-- Opening Marker --
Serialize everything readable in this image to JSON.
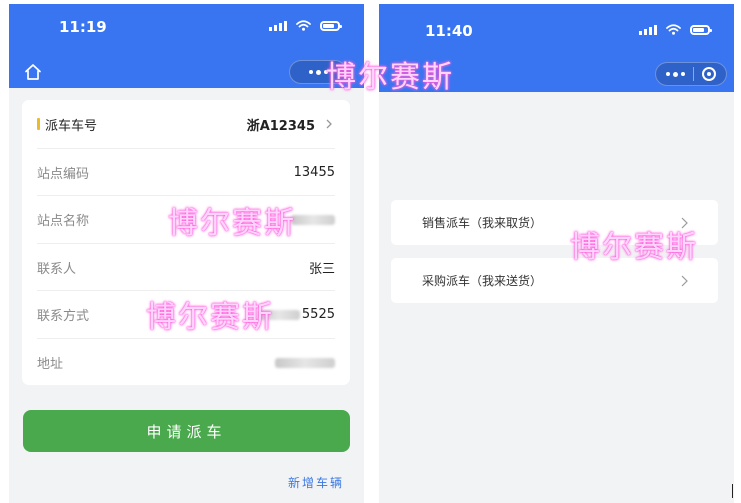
{
  "left": {
    "status_bar": {
      "time": "11:19"
    },
    "form": {
      "rows": [
        {
          "label": "派车车号",
          "value": "浙A12345"
        },
        {
          "label": "站点编码",
          "value": "13455"
        },
        {
          "label": "站点名称",
          "value": ""
        },
        {
          "label": "联系人",
          "value": "张三"
        },
        {
          "label": "联系方式",
          "value": "5525"
        },
        {
          "label": "地址",
          "value": ""
        }
      ]
    },
    "apply_button": "申请派车",
    "new_vehicle_link": "新增车辆"
  },
  "right": {
    "status_bar": {
      "time": "11:40"
    },
    "menu": [
      {
        "label": "销售派车（我来取货）"
      },
      {
        "label": "采购派车（我来送货）"
      }
    ]
  },
  "watermark": "博尔赛斯",
  "colors": {
    "brand_blue": "#3975f0",
    "button_green": "#4aa84d",
    "link_blue": "#3a78e3",
    "accent_yellow": "#e8bc2c"
  }
}
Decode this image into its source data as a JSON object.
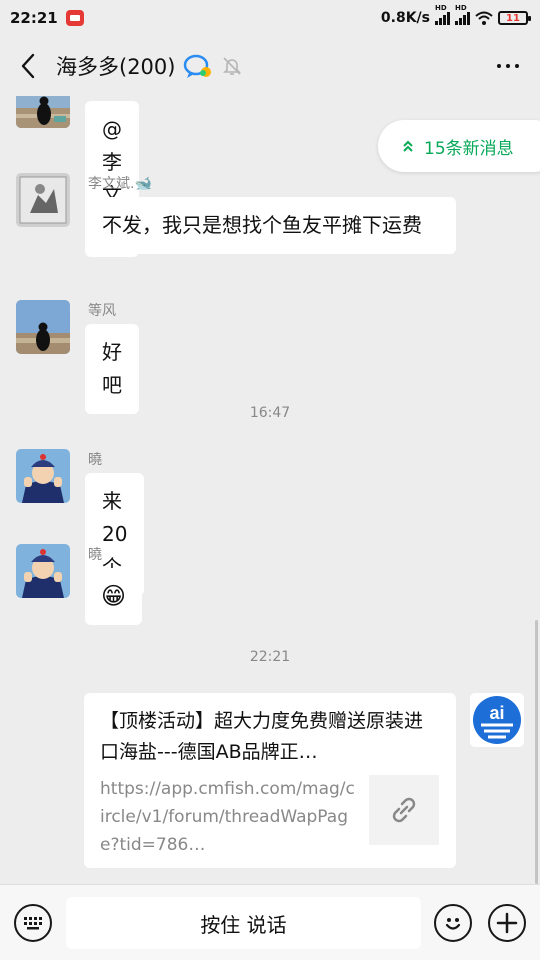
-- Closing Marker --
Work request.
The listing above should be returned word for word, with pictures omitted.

Response.
Serialize everything readable in this image to JSON.
{
  "left": {
    "status_bar": {
      "time": "11:19"
    },
    "form": {
      "rows": [
        {
          "label": "派车车号",
          "value": "浙A12345"
        },
        {
          "label": "站点编码",
          "value": "13455"
        },
        {
          "label": "站点名称",
          "value": ""
        },
        {
          "label": "联系人",
          "value": "张三"
        },
        {
          "label": "联系方式",
          "value": "5525"
        },
        {
          "label": "地址",
          "value": ""
        }
      ]
    },
    "apply_button": "申请派车",
    "new_vehicle_link": "新增车辆"
  },
  "right": {
    "status_bar": {
      "time": "11:40"
    },
    "menu": [
      {
        "label": "销售派车（我来取货）"
      },
      {
        "label": "采购派车（我来送货）"
      }
    ]
  },
  "watermark": "博尔赛斯",
  "colors": {
    "brand_blue": "#3975f0",
    "button_green": "#4aa84d",
    "link_blue": "#3a78e3",
    "accent_yellow": "#e8bc2c"
  }
}
Decode this image into its source data as a JSON object.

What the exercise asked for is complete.